The recent cold weather we had here in the UK, is nothing compared to that experienced by our neighbours in Holland.
There was much anticipation and expectation during their cold spell, when the organising committee for the Elfstedentocht(The Elfstedentocht, is a race, between 11 towns in the province on Friesland, in the northern part of the Netherlands.

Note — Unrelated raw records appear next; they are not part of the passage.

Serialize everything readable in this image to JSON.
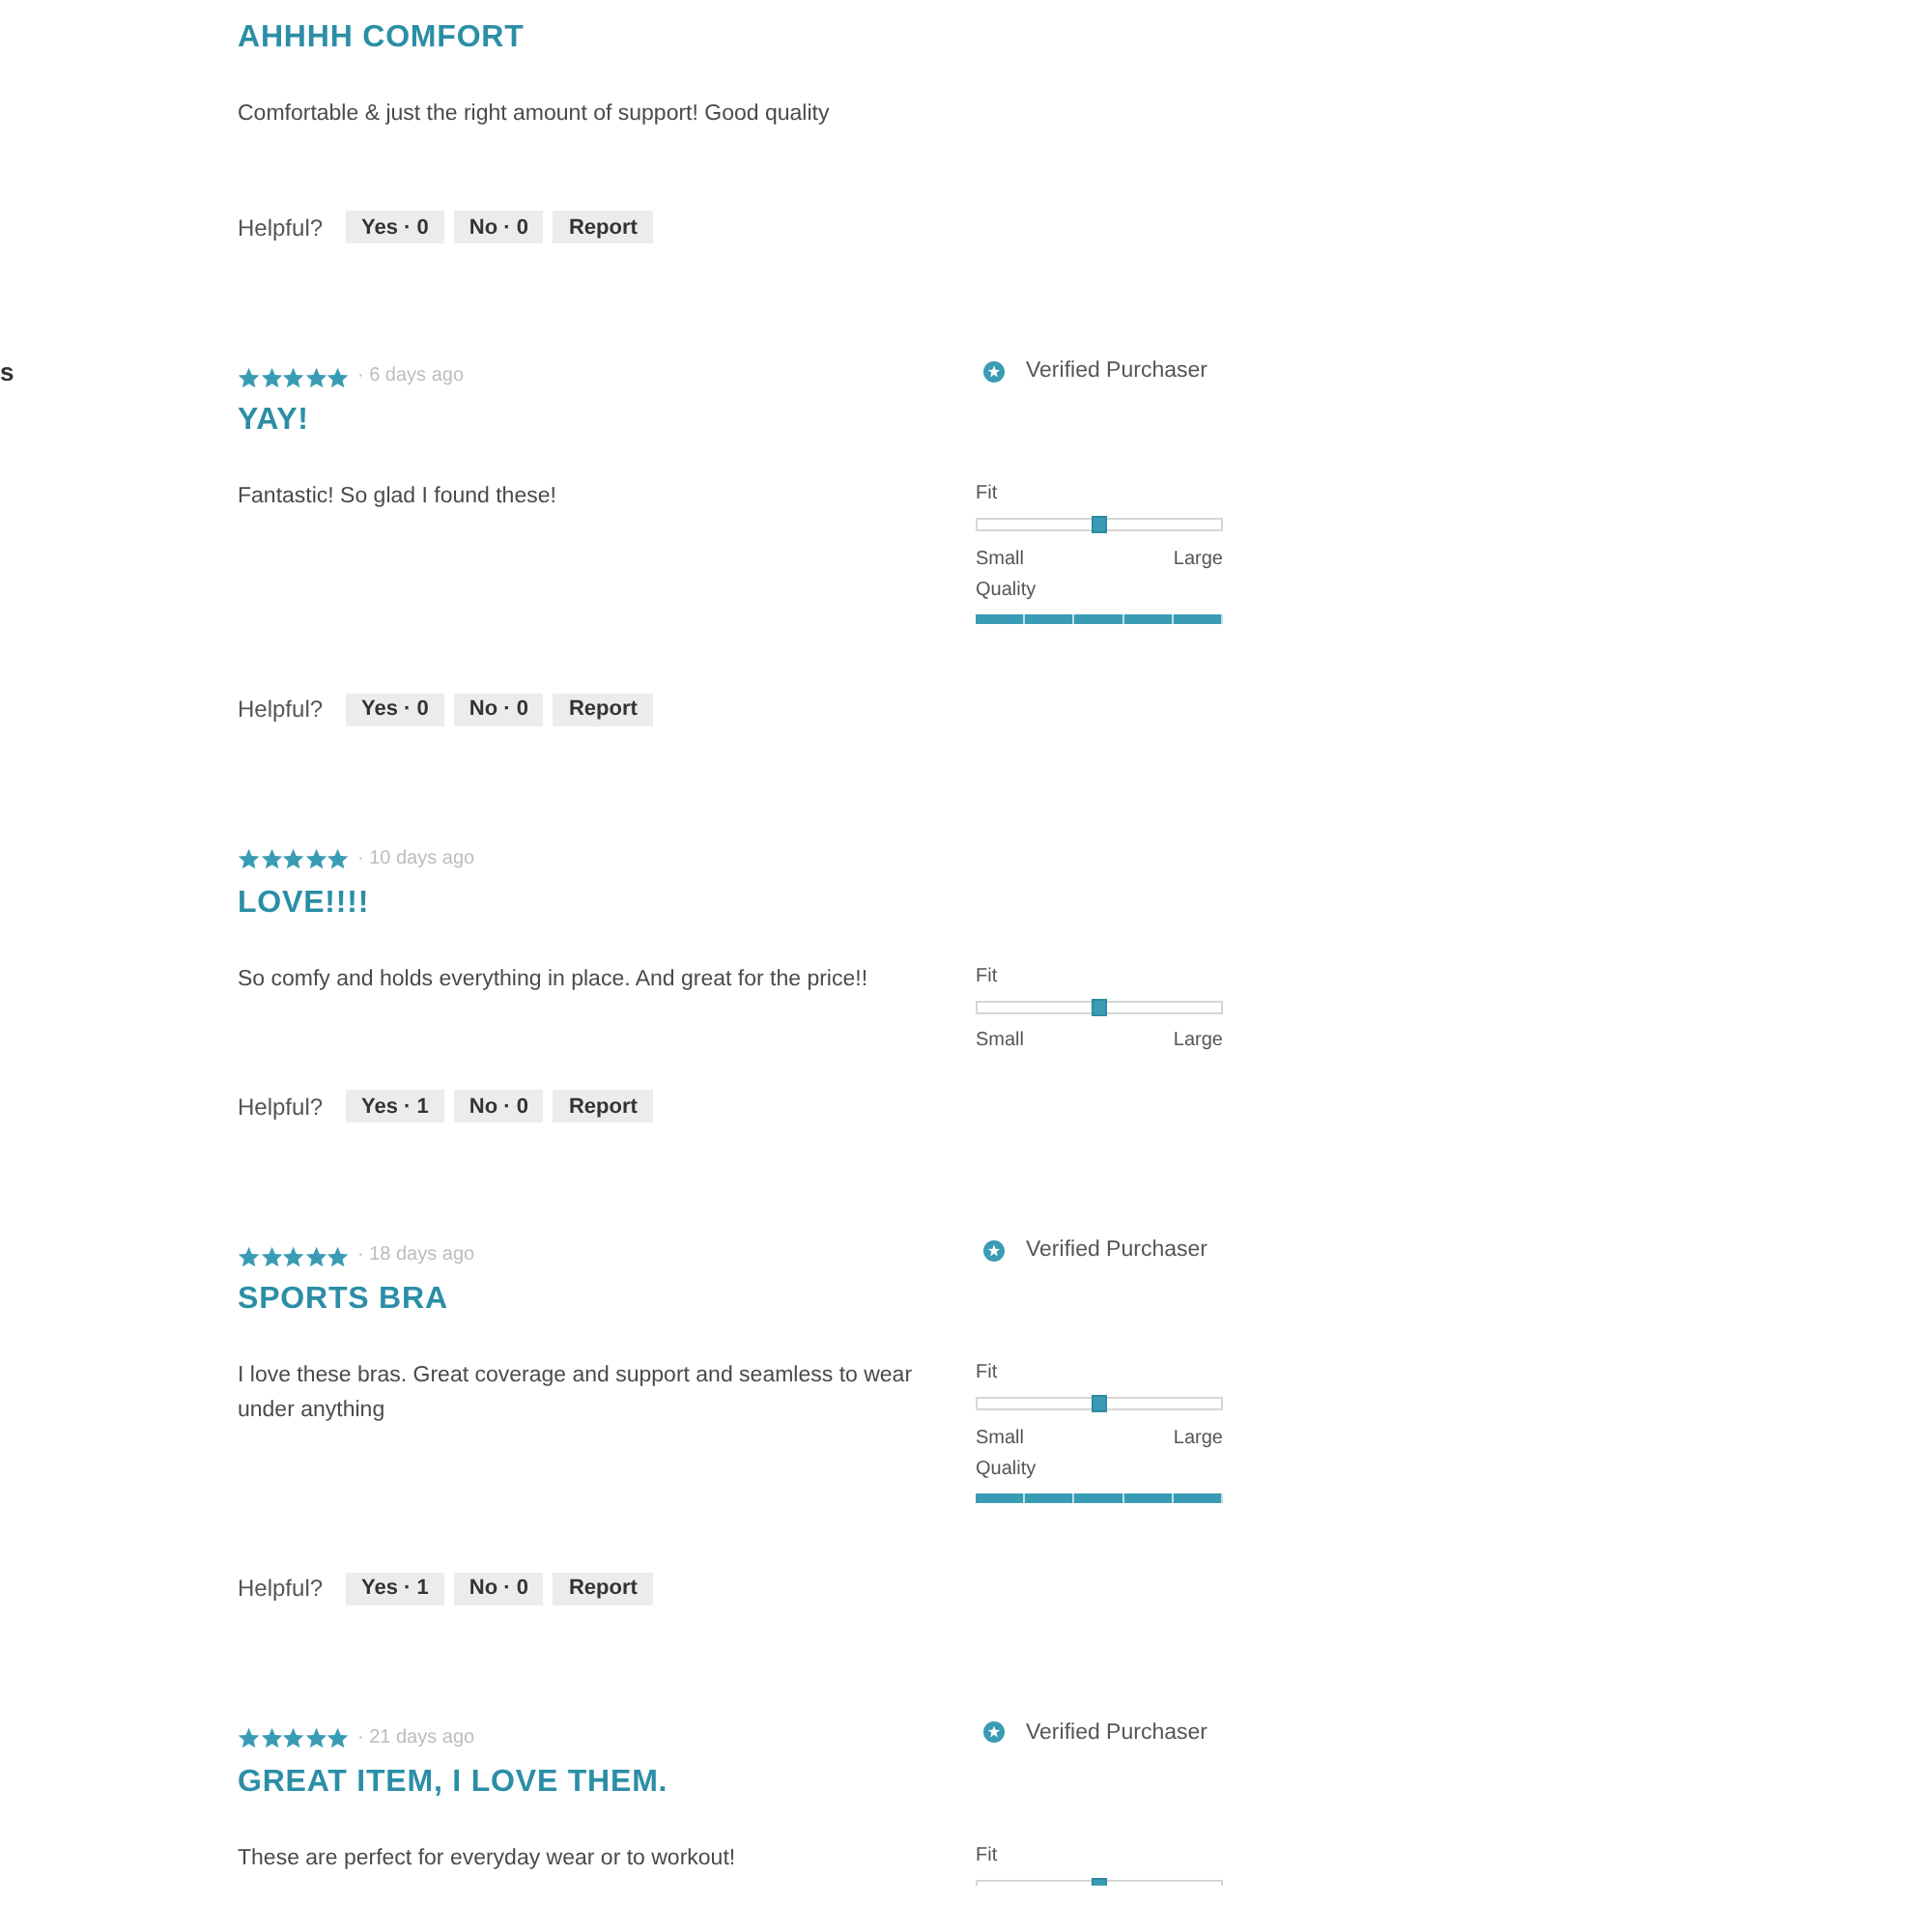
{
  "sidebar": {
    "text_fragment": "s"
  },
  "reviews": [
    {
      "title": "AHHHH COMFORT",
      "body": "Comfortable & just the right amount of support! Good quality",
      "helpful": {
        "label": "Helpful?",
        "buttons": [
          "Yes · 0",
          "No · 0",
          "Report"
        ]
      }
    },
    {
      "stars": 5,
      "date": "· 6 days ago",
      "title": "YAY!",
      "verified": "Verified Purchaser",
      "body": "Fantastic! So glad I found these!",
      "ratings": [
        {
          "kind": "slider",
          "label": "Fit",
          "level": 0.5,
          "min_label": "Small",
          "max_label": "Large"
        },
        {
          "kind": "segments",
          "label": "Quality",
          "level": 1
        }
      ],
      "helpful": {
        "label": "Helpful?",
        "buttons": [
          "Yes · 0",
          "No · 0",
          "Report"
        ]
      }
    },
    {
      "stars": 5,
      "date": "· 10 days ago",
      "title": "LOVE!!!!",
      "body": "So comfy and holds everything in place. And great for the price!!",
      "ratings": [
        {
          "kind": "slider",
          "label": "Fit",
          "level": 0.5,
          "min_label": "Small",
          "max_label": "Large"
        }
      ],
      "helpful": {
        "label": "Helpful?",
        "buttons": [
          "Yes · 1",
          "No · 0",
          "Report"
        ]
      }
    },
    {
      "stars": 5,
      "date": "· 18 days ago",
      "title": "SPORTS BRA",
      "verified": "Verified Purchaser",
      "body": "I love these bras. Great coverage and support and seamless to wear under anything",
      "ratings": [
        {
          "kind": "slider",
          "label": "Fit",
          "level": 0.5,
          "min_label": "Small",
          "max_label": "Large"
        },
        {
          "kind": "segments",
          "label": "Quality",
          "level": 1
        }
      ],
      "helpful": {
        "label": "Helpful?",
        "buttons": [
          "Yes · 1",
          "No · 0",
          "Report"
        ]
      }
    },
    {
      "stars": 5,
      "date": "· 21 days ago",
      "title": "GREAT ITEM, I LOVE THEM.",
      "verified": "Verified Purchaser",
      "body": "These are perfect for everyday wear or to workout!",
      "ratings": [
        {
          "kind": "slider",
          "label": "Fit",
          "level": 0.5
        }
      ]
    }
  ]
}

The race takes place over the frozen rivers,canals and lakes, and is 200km (125 miles) and has only happened 15 times in history). had their meeting to decide if the race would take place.Unfortunately due to a similar covering of snow, in the southern part of Friesland, and the thickness of the ice only reaching 7cms, teh minimum required thickness being 15cms,the decision was made on Thursday last week that the race would not happen.
For more information about the Elfsteden tocht
http://en.wikipedia.org/wiki/Elfstedentcoht
There may not have been an Elfstedentocht in Holland over the weekend, but according to the Algemene Dagblad, National Daily news paper in Holland, over a million skaters took to the ice over the weekend, in organised tours around the various lakes and canals all over Holland.In one tour, the Westland tour, in the south of Holland, where skaters had a 15km (about 9 miles) loop and the option to skate 1, 2,3 or even 4 laps around the loop,around 70,000, are reported to have donned their skates, and between 20,000 and 25,000 skaters in another tour.
For up to date information about anything to do with speed skating, on natuurijs, or ice rinks, short track or long track, please visit the www.schaatsen.nl
The only problem with this site is that it is not in English, although some pages will translate,depending which search engine you use.
If you see something you like the look of, but do not understand the Dutch, please e-mail the info@fenskating.co.uk and I will try to translate for you.